YOUR INSTRUCTIONS: Go over the listing below line by line and tally those containing "title". Give only the tally.

GIVEN DATA:
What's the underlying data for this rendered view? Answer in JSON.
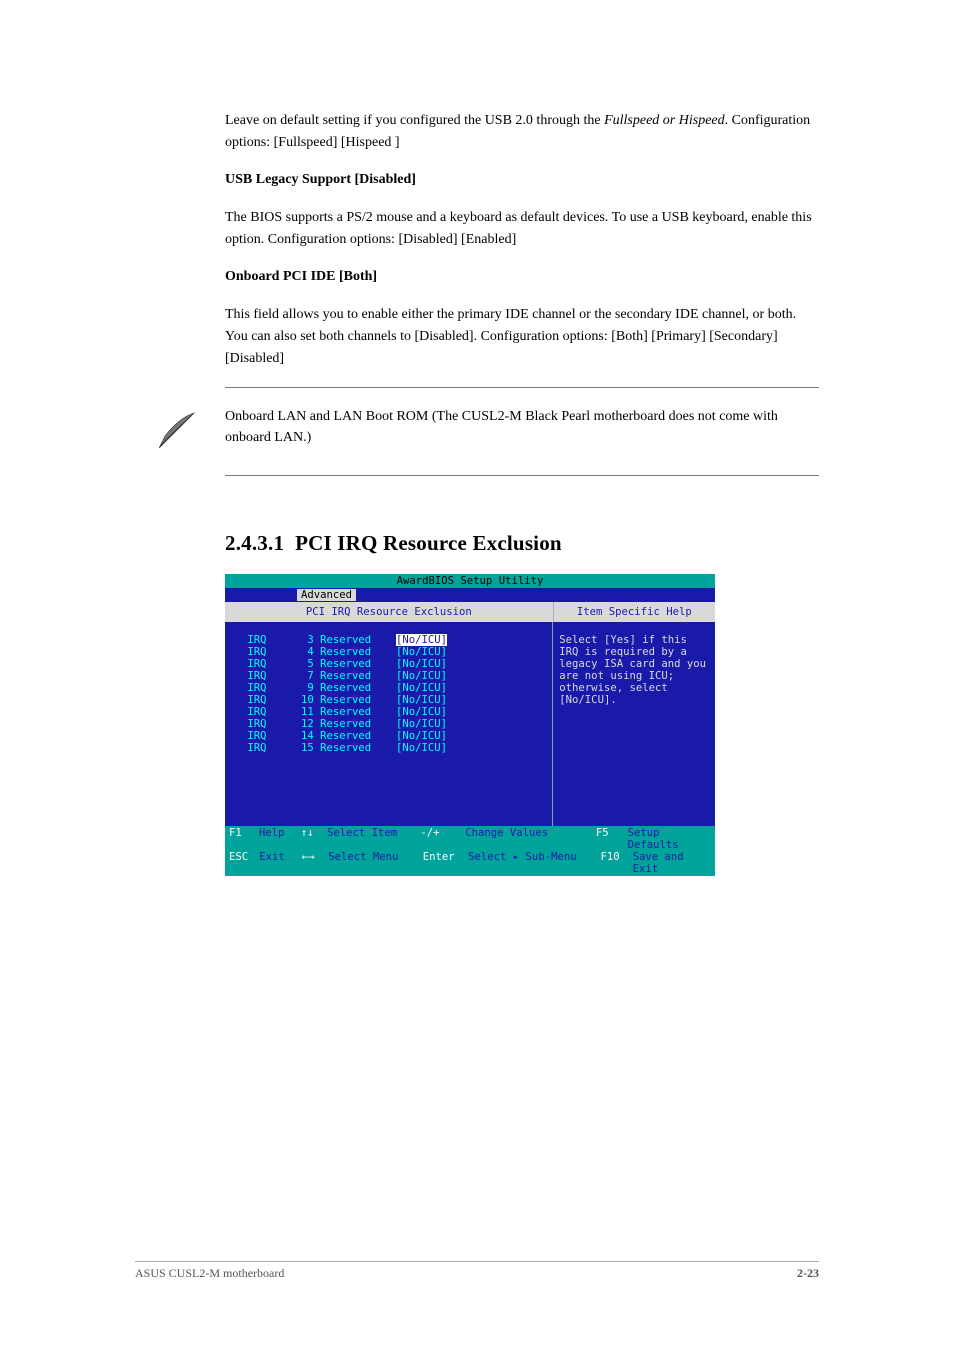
{
  "body": {
    "p1_a": "Leave on default setting if you configured the USB 2.0 through the",
    "p1_b": "Fullspeed or Hispeed",
    "p1_c": ". Configuration options:",
    "p1_opts": "[Fullspeed] [Hispeed ]",
    "h_disable": "USB Legacy Support [Disabled]",
    "p2": "The BIOS supports a PS/2 mouse and a keyboard as default devices. To use a USB keyboard, enable this option. Configuration options: [Disabled] [Enabled]",
    "h_onboard": "Onboard PCI IDE [Both]",
    "p3": "This field allows you to enable either the primary IDE channel or the secondary IDE channel, or both. You can also set both channels to [Disabled]. Configuration options: [Both] [Primary] [Secondary] [Disabled]",
    "note": "Onboard LAN and LAN Boot ROM (The CUSL2-M Black Pearl motherboard does not come with onboard LAN.)"
  },
  "section": {
    "number": "2.4.3.1",
    "title": "PCI IRQ Resource Exclusion"
  },
  "bios": {
    "title": "AwardBIOS Setup Utility",
    "tab": "Advanced",
    "header_left": "PCI IRQ Resource Exclusion",
    "header_right": "Item Specific Help",
    "irqs": [
      {
        "n": "3",
        "lbl": "Reserved",
        "v": "[No/ICU]",
        "sel": true
      },
      {
        "n": "4",
        "lbl": "Reserved",
        "v": "[No/ICU]",
        "sel": false
      },
      {
        "n": "5",
        "lbl": "Reserved",
        "v": "[No/ICU]",
        "sel": false
      },
      {
        "n": "7",
        "lbl": "Reserved",
        "v": "[No/ICU]",
        "sel": false
      },
      {
        "n": "9",
        "lbl": "Reserved",
        "v": "[No/ICU]",
        "sel": false
      },
      {
        "n": "10",
        "lbl": "Reserved",
        "v": "[No/ICU]",
        "sel": false
      },
      {
        "n": "11",
        "lbl": "Reserved",
        "v": "[No/ICU]",
        "sel": false
      },
      {
        "n": "12",
        "lbl": "Reserved",
        "v": "[No/ICU]",
        "sel": false
      },
      {
        "n": "14",
        "lbl": "Reserved",
        "v": "[No/ICU]",
        "sel": false
      },
      {
        "n": "15",
        "lbl": "Reserved",
        "v": "[No/ICU]",
        "sel": false
      }
    ],
    "help": "Select [Yes] if this IRQ is required by a legacy ISA card and you are not using ICU; otherwise, select [No/ICU].",
    "footer": {
      "f1": "F1",
      "help": "Help",
      "updn": "↑↓",
      "selitem": "Select Item",
      "pm": "-/+",
      "chval": "Change Values",
      "f5": "F5",
      "setup": "Setup Defaults",
      "esc": "ESC",
      "exit": "Exit",
      "lr": "←→",
      "selmenu": "Select Menu",
      "enter": "Enter",
      "sub": "Select ▸ Sub-Menu",
      "f10": "F10",
      "save": "Save and Exit"
    }
  },
  "pagefoot": {
    "left": "ASUS CUSL2-M motherboard",
    "right": "2-23"
  }
}
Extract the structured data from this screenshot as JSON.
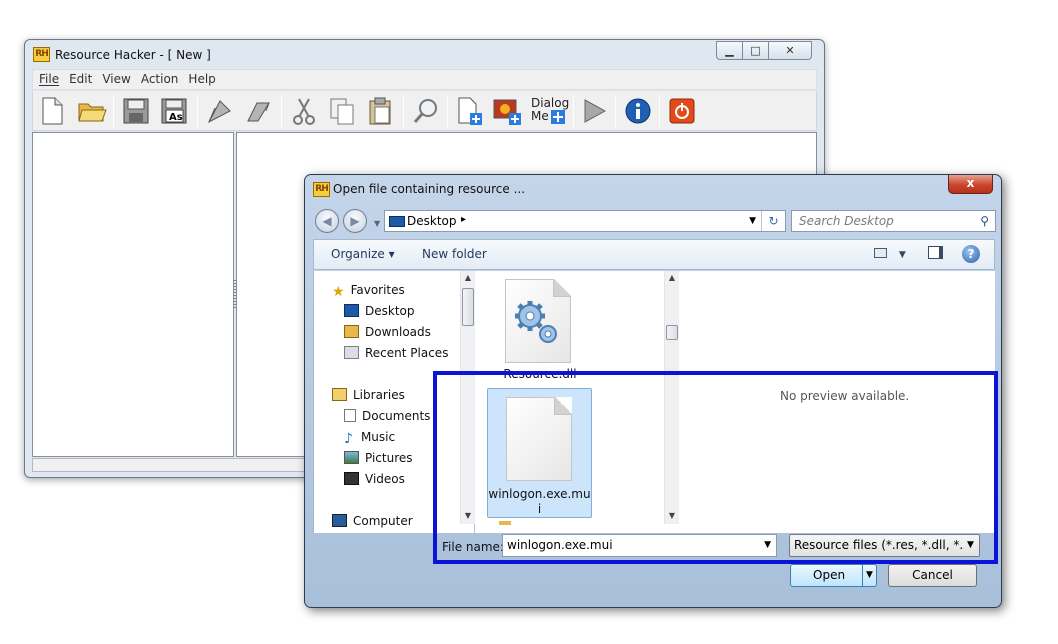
{
  "rh_window": {
    "title": "Resource Hacker - [ New ]",
    "app_icon": "RH",
    "caption_buttons": [
      "▭",
      "□",
      "✕"
    ],
    "menu": [
      "File",
      "Edit",
      "View",
      "Action",
      "Help"
    ],
    "toolbar_icons": [
      "new-file-icon",
      "open-folder-icon",
      "save-icon",
      "save-as-icon",
      "compile-icon",
      "decompile-icon",
      "cut-icon",
      "copy-icon",
      "paste-icon",
      "find-icon",
      "add-resource-icon",
      "add-image-icon",
      "dialog-menu-icon",
      "run-icon",
      "about-icon",
      "exit-icon"
    ],
    "save_as_label": "As",
    "dialog_menu_label": "Dialog Menu",
    "dialog_line1": "Dialog",
    "dialog_line2": "Me"
  },
  "open_dialog": {
    "title": "Open file containing resource ...",
    "app_icon": "RH",
    "close_label": "x",
    "address": {
      "location": "Desktop",
      "arrow": "▸"
    },
    "search_placeholder": "Search Desktop",
    "commands": {
      "organize": "Organize ▾",
      "new_folder": "New folder"
    },
    "nav": {
      "favorites_header": "Favorites",
      "favorites": [
        "Desktop",
        "Downloads",
        "Recent Places"
      ],
      "libraries_header": "Libraries",
      "libraries": [
        "Documents",
        "Music",
        "Pictures",
        "Videos"
      ],
      "computer": "Computer"
    },
    "files": [
      {
        "name": "Resource.dll",
        "selected": false
      },
      {
        "name_line1": "winlogon.exe.mu",
        "name_line2": "i",
        "selected": true
      }
    ],
    "preview_text": "No preview available.",
    "file_name_label": "File name:",
    "file_name_value": "winlogon.exe.mui",
    "filter_value": "Resource files (*.res, *.dll, *.exe,",
    "open_label": "Open",
    "cancel_label": "Cancel"
  },
  "colors": {
    "highlight": "#0a14d6",
    "dialog_frame": "#b4c8e0",
    "selection": "#cde5fb"
  }
}
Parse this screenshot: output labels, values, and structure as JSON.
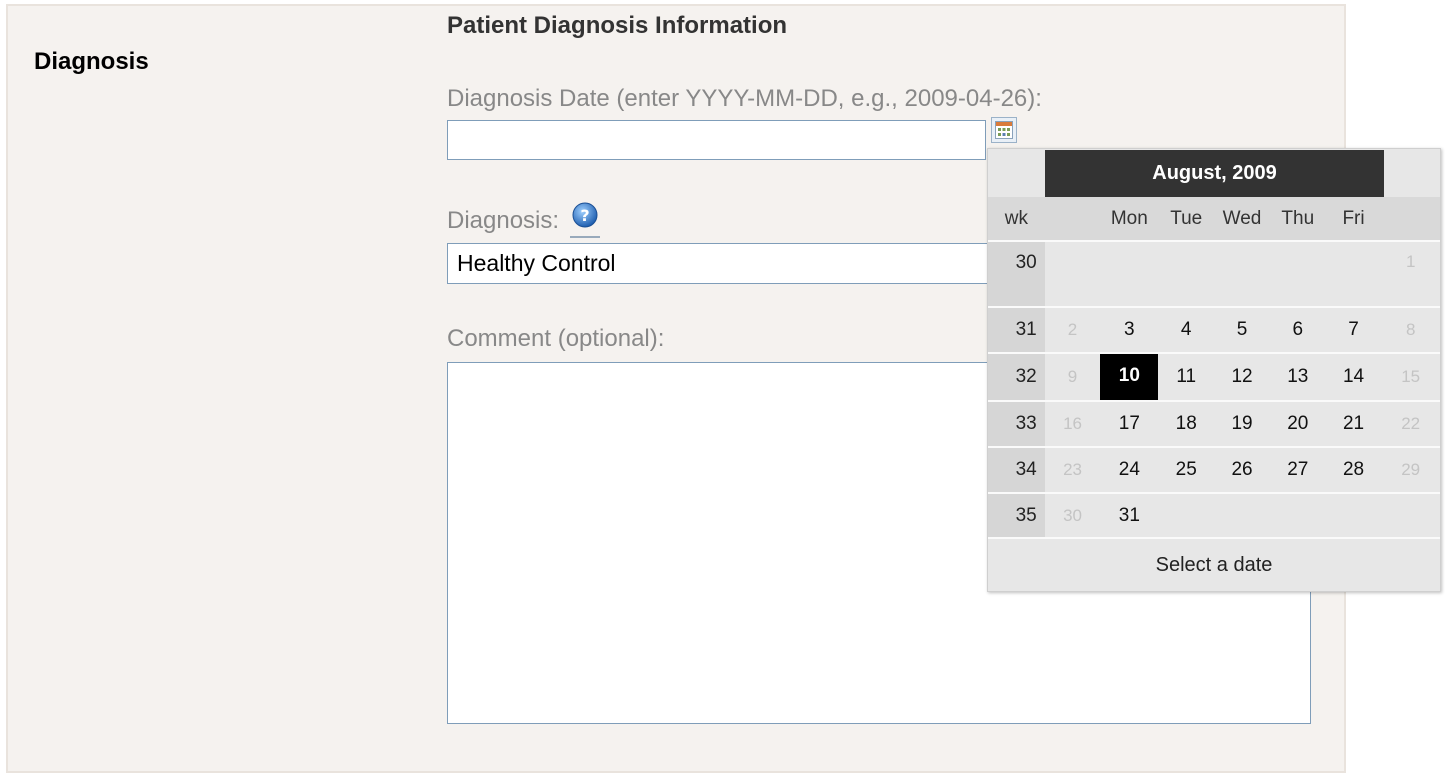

FINISHED EXERCISE: 4